The letter comes as US President Donald Trump prepares to unveil his administration's plan – dubbed “the deal of the century” – on the Israeli-Palestinian conflict.
“It is time for Europe to stand by our principled parameters for peace in Israel-Palestine,” read the letter, calling for a solution that guarantees a separate and fully sovereign state of Palestine.
“We are convinced that a plan that reduces Palestinian statehood to an entity devoid of sovereignty, territorial contiguity and economic viability would severely compound the failure of previous peace-making efforts,” the former officials said.
They also criticized the Trump administration for its “disturbing indifference” to the expansion of illegal settlements, which are backed by Israel’s recently re-elected Prime Minister Benjamin Netanyahu.
“Unfortunately, the current US administration has departed from longstanding US policy,” the letter added, criticizing Trump’s 2017 recognition of “only one side’s claims to Jerusalem [al-Quds].”
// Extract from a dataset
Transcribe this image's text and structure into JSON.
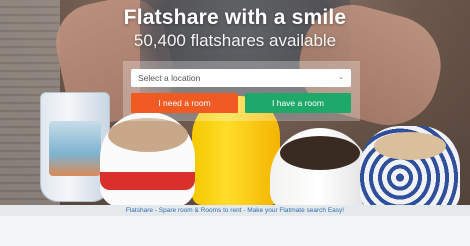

The so-called deal, a backchannel plan to allegedly reach a peace settlement between Israel and the Palestinians, was proposed by the US administration in late 2017. Although the plan has not been released, leaks signal it will consist of the same tried and failed ideas.
Palestinians believe that the deal suggests building their own Jerusalem al-Quds from areas surrounding the existing city and forget about the historic place. They also believe that the US-drafted plan calls for keeping borders and security under Israeli control, while it keeps Israeli settlements’ final borders to be discussed in later negotiations.
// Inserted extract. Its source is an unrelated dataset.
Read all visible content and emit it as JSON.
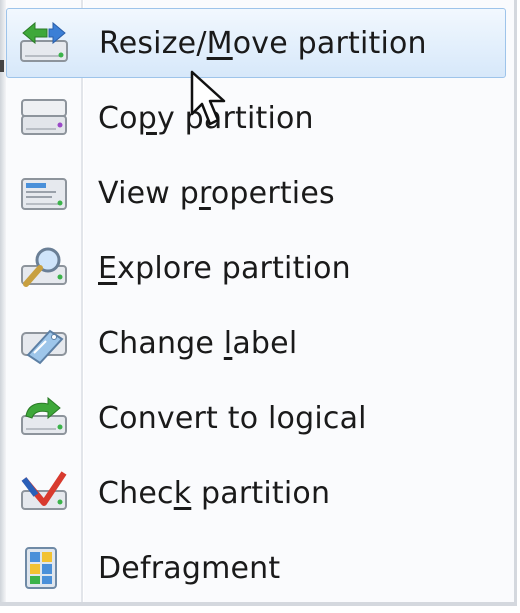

Trump’s son-in-law and senior adviser Jared Kushner has made regional tours over the past two years to secretly win support for the plan.
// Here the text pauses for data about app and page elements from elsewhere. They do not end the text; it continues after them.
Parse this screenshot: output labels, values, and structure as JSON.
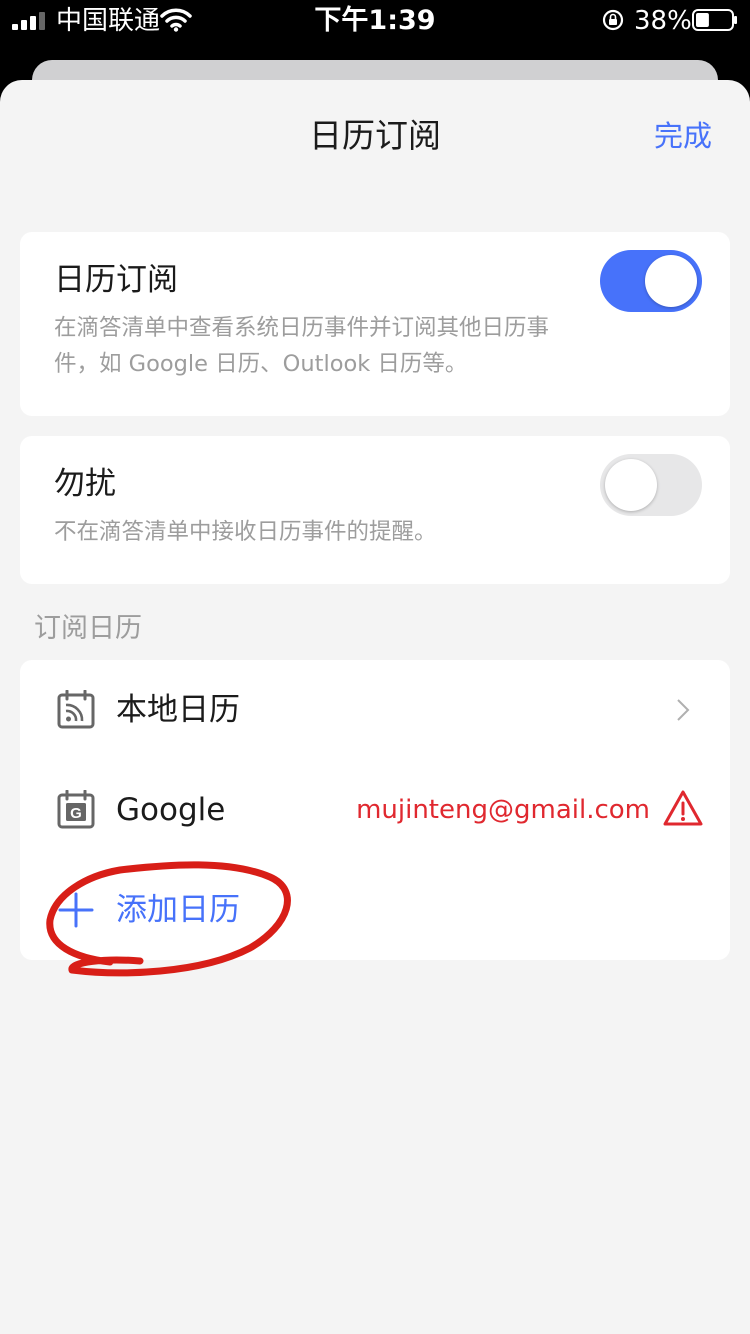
{
  "status_bar": {
    "carrier": "中国联通",
    "time": "下午1:39",
    "battery": "38%",
    "battery_level": 0.38
  },
  "header": {
    "title": "日历订阅",
    "done_label": "完成"
  },
  "subscription": {
    "title": "日历订阅",
    "description": "在滴答清单中查看系统日历事件并订阅其他日历事件，如 Google 日历、Outlook 日历等。",
    "enabled": true
  },
  "dnd": {
    "title": "勿扰",
    "description": "不在滴答清单中接收日历事件的提醒。",
    "enabled": false
  },
  "calendars": {
    "section_label": "订阅日历",
    "items": [
      {
        "label": "本地日历",
        "icon": "rss-calendar-icon"
      },
      {
        "label": "Google",
        "icon": "google-calendar-icon",
        "account": "mujinteng@gmail.com",
        "status_icon": "warning-icon"
      }
    ],
    "add_label": "添加日历"
  },
  "colors": {
    "accent": "#4772fa",
    "error": "#e0282f",
    "annotation": "#d81e17"
  }
}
The prospect of peace between Israelis and Palestinians was dealt a major blow in December 2017, when Trump recognized Jerusalem al-Quds as the “capital” of Israel.
He also moved the American embassy from Tel Aviv to the occupied city in mid-May 2018, in what appeared to be an intentional coincidence with the 70th anniversary of Nakba Day (Day of Catastrophe). The occasion marks the expulsion by Israel of Palestinians from their motherland.
In 1948, when Israel declared its existence, some 700,000 Palestinians were driven out of their homes and scattered across refugee camps in the occupied West Bank, the Gaza Strip and neighboring countries.
Angered by Trump’s contentious move, Palestinian President Mahmoud Abbas boycotted the US administration, saying Washington was no longer qualified to serve as the sole mediator in the decades-long conflict with Israel, and that an international mechanism needed to be devised to replace the US in the so-called peace process.
Abbas has already rejected the initiative, calling it “the slap of the century”, because it is said to be hugely in favor of the Israeli regime.
Palestinians want the resolution of the conflict with Tel Aviv based on the so-called two-state solution along the pre-1967 boundaries. However, the Israeli officials insist on maintaining the occupation of Palestinian territories.